Satellite images of mass graves in the city of Qom suggest Iran’s coronavirus epidemic is even more serious than the authorities are admitting.[embedyt] https://www.youtube.com/watch?v=tgE-xIM5ZmA[/embedyt]
The pictures, first published by the New York Times, show the excavation of a new section in a cemetery on the northern fringe of Iran’s holy city in late February, and two long trenches dug, of a total length of 100 yards, by the end of the month.
They confirm the worst fears about the extent of the epidemic and the government’s subsequent cover-up. On 24 February, at the time the trenches were being dug, a legislator from Qom, 75 miles (120 km) south of Tehran, accused the health ministry of lying about the scale of the outbreak, saying there had already been 50 deaths in the city, at a time when the ministry was claiming only 12 people had died from the virus nationwide.
The deputy health minister, Iraj Harirchi, held a press conference to “categorically deny” the allegations, but he was clearly sweating and coughing as he did so. The next day, Harirchi confirmed that he had tested positive for the Covid-19 virus.
Since then, members of Iranian parliament, the Majlis, a former diplomat and a senior adviser to the Supreme Leader, Ali Khamenei, have died. Another Khamenei adviser and one of the most powerful voices in Iranian foreign policy, Ali Akbar Velayati, was reported on Thursday to have been infected.

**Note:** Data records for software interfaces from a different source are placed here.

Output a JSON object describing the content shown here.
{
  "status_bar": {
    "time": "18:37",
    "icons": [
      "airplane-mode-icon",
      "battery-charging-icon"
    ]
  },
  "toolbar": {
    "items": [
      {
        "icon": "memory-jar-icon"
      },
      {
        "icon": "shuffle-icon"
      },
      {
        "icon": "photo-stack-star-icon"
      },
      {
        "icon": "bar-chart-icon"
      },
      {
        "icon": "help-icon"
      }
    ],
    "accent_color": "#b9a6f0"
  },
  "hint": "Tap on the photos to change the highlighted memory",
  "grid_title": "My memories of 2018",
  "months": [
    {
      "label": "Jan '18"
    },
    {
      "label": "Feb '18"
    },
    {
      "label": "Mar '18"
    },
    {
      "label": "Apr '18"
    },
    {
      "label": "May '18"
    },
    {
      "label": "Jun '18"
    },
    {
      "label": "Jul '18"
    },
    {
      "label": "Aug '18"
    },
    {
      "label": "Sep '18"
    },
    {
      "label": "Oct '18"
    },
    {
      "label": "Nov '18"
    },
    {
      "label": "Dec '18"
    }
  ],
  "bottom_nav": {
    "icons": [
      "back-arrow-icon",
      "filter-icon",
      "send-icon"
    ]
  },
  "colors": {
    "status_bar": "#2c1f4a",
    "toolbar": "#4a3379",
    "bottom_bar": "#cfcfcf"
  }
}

The top ranks of Iran’s clerical leadership are particularly vulnerable because of their advanced age.
According to the latest health ministry figures, more than 10,000 Iranians have fallen ill from the virus and 429 have died.
Amir Afkhami, who has written a history of Iran’s experience of cholera epidemics, A Modern Contagion, said the mass graves add weight to suspicions the real mortality figures are much higher and are still being covered by the leadership.
“It doesn’t surprise me that they are now trying to create mass graves and trying to hide the actual extent of the impact of the disease,” Dr Afkhami, an associate professor at George Washington University, said.
He added that the close trading partnership between Iran and China, and the government’s fear of disrupting that partnership had contributed to the early and rapid spread of the disease.
“Because of China’s status as the country’s principal commercial partner, the Iranian government took inadequate cautionary measures to restrict and monitor travelers from China,” Dr Afkhami said. “Then, later on, Tehran’s lack of transparency and unwillingness to take robust measures such as social distancing and quarantine, particularly at the epicenter of the outbreak, helped spread the virus.”